DAY 3 PROMPT
What kinds of classes, programs, or workshops have you taken to hone your skill as a writer? What sorts of exercises did/do you use to improve? Have you ever taught a writing class or workshop?
I have avoided classes, programs and workshops – mainly because I am still reeling from that comment made by a teacher in college (see here). I hate being judged in that way. My mother, at least, is prone to telling me “what works”… though she leaves out the meat I want which is the “what doesn’t word” and “what isn’t clear”.
Lately, I have been doing a mind exercise where I try to talk about the details that get missed when I write stream of consciousness. So, for example, “she walked in to the room” might turn into “the orange glow from the lamp beside the door cast a long shadow as she walked past the door frame” (yikes, what a poopy example!).

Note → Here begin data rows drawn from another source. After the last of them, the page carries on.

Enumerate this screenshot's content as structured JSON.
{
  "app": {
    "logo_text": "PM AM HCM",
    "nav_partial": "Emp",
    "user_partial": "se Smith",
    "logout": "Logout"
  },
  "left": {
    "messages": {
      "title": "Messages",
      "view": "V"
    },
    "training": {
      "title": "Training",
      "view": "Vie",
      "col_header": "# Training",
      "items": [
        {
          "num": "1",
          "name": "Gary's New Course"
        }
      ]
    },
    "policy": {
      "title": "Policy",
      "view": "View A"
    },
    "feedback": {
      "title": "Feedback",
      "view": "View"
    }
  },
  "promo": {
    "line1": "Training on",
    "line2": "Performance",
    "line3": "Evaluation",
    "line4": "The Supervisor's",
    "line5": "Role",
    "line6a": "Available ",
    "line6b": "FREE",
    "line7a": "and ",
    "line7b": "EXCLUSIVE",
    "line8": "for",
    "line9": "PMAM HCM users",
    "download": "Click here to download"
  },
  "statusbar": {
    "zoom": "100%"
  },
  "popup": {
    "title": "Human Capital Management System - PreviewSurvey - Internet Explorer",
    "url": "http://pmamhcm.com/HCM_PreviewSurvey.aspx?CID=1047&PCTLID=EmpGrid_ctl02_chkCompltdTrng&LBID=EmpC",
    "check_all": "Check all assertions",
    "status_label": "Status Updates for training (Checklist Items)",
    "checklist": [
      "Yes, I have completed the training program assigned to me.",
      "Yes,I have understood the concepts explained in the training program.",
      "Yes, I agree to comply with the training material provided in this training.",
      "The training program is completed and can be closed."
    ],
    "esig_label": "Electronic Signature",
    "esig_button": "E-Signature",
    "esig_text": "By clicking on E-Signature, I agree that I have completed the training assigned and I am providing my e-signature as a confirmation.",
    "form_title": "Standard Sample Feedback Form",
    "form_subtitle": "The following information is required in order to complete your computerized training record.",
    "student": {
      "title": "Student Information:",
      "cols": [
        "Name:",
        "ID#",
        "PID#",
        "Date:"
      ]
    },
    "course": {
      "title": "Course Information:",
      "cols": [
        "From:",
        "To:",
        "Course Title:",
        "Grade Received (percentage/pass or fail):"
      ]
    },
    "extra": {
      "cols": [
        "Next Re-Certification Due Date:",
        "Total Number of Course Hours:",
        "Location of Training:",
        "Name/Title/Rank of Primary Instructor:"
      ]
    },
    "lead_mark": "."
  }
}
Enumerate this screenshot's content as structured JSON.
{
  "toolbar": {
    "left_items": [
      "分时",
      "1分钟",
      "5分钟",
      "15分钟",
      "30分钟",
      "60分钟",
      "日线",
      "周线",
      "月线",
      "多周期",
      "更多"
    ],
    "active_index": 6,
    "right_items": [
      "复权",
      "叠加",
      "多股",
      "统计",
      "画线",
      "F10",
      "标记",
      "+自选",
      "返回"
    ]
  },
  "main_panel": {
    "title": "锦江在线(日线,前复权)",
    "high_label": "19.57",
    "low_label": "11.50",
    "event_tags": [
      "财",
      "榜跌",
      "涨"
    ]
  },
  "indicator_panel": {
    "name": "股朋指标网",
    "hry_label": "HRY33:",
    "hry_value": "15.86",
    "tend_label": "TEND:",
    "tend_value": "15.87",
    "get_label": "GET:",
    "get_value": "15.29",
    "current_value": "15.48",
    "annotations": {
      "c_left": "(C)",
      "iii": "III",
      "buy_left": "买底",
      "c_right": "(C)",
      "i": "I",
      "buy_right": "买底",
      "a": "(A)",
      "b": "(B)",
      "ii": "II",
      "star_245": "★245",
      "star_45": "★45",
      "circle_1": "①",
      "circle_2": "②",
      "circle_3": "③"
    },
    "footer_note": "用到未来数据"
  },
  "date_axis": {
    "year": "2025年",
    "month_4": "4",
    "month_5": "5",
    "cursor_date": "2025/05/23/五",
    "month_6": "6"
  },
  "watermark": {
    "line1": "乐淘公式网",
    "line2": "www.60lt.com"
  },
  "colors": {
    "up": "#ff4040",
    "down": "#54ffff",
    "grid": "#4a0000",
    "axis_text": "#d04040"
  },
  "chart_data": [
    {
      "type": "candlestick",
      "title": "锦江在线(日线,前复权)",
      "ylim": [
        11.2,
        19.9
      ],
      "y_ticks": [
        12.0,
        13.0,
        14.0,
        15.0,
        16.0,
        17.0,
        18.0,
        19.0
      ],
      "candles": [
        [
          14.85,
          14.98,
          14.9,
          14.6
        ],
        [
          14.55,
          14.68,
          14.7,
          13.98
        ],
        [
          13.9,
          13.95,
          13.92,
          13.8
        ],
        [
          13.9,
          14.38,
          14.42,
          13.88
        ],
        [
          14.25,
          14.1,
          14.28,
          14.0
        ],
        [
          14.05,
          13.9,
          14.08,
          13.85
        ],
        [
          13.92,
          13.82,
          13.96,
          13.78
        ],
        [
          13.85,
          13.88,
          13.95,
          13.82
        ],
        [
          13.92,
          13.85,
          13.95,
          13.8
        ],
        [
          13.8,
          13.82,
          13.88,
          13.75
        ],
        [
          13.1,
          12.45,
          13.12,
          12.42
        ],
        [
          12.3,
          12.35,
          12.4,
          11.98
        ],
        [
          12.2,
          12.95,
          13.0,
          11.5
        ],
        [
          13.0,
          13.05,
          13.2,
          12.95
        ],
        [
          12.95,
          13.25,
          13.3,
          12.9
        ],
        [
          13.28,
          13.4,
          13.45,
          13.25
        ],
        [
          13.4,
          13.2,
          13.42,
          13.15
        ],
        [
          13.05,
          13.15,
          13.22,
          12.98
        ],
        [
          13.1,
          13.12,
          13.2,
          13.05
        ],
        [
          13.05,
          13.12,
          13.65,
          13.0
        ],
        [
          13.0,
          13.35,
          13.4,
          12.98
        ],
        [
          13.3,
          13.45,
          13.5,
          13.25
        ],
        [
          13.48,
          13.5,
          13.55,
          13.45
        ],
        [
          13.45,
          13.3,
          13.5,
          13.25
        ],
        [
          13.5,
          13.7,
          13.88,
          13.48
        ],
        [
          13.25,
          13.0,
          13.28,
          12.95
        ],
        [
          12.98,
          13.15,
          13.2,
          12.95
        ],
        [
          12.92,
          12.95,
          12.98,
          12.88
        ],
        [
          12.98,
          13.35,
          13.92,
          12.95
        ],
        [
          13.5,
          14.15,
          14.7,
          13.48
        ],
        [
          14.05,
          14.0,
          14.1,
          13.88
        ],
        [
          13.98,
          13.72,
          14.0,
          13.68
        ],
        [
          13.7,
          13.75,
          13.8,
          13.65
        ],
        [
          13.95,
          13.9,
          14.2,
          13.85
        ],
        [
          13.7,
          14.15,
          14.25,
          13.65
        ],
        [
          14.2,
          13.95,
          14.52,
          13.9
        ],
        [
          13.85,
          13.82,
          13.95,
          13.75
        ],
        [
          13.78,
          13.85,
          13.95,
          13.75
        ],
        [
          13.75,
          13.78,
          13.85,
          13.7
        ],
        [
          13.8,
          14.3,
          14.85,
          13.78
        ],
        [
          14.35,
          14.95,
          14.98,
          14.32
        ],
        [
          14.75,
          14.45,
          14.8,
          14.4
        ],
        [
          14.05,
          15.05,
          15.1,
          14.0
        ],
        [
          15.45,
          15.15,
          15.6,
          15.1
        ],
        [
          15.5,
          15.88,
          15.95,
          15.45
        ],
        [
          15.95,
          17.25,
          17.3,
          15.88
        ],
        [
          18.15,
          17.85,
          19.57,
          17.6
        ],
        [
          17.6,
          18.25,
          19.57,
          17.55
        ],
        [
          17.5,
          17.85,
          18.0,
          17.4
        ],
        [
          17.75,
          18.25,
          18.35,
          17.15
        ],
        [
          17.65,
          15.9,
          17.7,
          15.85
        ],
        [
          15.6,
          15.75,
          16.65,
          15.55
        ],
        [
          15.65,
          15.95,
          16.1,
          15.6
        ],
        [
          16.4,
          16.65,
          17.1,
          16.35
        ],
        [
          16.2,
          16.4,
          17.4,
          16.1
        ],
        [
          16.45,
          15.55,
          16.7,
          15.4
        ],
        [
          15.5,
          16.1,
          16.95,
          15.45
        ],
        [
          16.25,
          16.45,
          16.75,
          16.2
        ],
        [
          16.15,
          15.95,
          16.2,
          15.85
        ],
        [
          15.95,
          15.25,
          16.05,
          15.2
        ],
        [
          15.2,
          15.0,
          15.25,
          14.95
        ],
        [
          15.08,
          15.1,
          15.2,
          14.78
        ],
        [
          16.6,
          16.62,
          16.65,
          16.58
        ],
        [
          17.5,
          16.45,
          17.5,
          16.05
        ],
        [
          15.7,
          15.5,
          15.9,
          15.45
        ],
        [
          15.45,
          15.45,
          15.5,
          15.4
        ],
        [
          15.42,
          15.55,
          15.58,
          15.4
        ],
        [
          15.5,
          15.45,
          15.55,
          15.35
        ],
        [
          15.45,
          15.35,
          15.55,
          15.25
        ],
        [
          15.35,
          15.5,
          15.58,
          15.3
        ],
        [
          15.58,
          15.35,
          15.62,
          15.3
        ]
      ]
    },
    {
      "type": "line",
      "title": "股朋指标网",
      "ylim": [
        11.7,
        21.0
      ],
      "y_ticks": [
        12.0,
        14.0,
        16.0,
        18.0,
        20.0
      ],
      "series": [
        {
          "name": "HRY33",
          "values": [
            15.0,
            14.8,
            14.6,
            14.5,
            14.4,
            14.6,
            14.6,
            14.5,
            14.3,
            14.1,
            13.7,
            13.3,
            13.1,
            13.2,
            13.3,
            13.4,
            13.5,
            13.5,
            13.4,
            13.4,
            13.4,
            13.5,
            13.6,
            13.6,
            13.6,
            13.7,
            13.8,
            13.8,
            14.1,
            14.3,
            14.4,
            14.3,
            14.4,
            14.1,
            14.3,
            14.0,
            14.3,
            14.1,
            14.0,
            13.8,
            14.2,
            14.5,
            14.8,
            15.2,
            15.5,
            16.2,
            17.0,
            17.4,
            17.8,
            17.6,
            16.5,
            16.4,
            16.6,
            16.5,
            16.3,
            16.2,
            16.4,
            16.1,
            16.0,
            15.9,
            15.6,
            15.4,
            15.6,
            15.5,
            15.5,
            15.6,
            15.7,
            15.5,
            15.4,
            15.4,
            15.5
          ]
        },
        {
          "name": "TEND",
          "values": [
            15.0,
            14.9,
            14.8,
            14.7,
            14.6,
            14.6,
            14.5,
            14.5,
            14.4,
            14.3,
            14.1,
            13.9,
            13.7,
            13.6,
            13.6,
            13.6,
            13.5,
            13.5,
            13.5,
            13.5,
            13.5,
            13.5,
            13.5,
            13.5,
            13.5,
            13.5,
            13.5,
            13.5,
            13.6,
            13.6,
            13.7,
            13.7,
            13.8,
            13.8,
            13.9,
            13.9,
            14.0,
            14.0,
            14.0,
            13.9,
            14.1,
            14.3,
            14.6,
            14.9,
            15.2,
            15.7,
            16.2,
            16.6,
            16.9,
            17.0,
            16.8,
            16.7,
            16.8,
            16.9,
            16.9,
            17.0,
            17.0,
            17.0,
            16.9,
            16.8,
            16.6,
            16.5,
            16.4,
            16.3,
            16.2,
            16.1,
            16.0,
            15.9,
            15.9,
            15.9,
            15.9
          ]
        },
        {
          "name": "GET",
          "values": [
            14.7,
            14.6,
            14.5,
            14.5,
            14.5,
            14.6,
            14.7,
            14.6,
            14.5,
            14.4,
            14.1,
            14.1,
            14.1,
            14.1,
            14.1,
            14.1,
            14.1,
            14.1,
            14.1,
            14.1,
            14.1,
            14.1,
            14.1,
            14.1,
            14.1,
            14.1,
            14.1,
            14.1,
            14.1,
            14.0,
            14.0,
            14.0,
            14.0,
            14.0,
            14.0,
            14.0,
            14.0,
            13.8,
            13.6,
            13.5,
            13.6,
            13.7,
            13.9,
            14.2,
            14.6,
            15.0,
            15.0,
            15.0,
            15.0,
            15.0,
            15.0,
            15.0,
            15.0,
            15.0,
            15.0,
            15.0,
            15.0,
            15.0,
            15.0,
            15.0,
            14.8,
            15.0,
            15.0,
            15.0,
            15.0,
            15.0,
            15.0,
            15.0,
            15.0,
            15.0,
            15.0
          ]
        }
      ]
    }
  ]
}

But it is about noticing more than the singularly obvious… things that set the tone to the story or some such.
So that is what I want to work on, and to be rather frank – it is terrifying. I am crappy at getting down the details!
The fact that I am so bad at it in terms of writing my story is that it is somewhat shameful for someone who has a background in ethnography, something where attention to and description of detail is vital and important. But it is hard to translate that skill into writing! What are things you do?
I do a lot of technical and scientific writing. It is interesting to mix the two; scientific writing vs. writing for pleasure (though I admit they can be one and the same at time, I hope you will indulge the separation of them). One is defined by clear and specific text while the other has much more leeway. As I try to write more that is not dependent on a precise data set, I find myself worrying that it is too muddled, not clear… Do any of you have this problem? What do you do?
Today my hat tip goes to The Quirky Philosopher for this post. As an armchair philosopher I loved the title of her blog, but found some really good things to think about regarding the prompt o’ the day!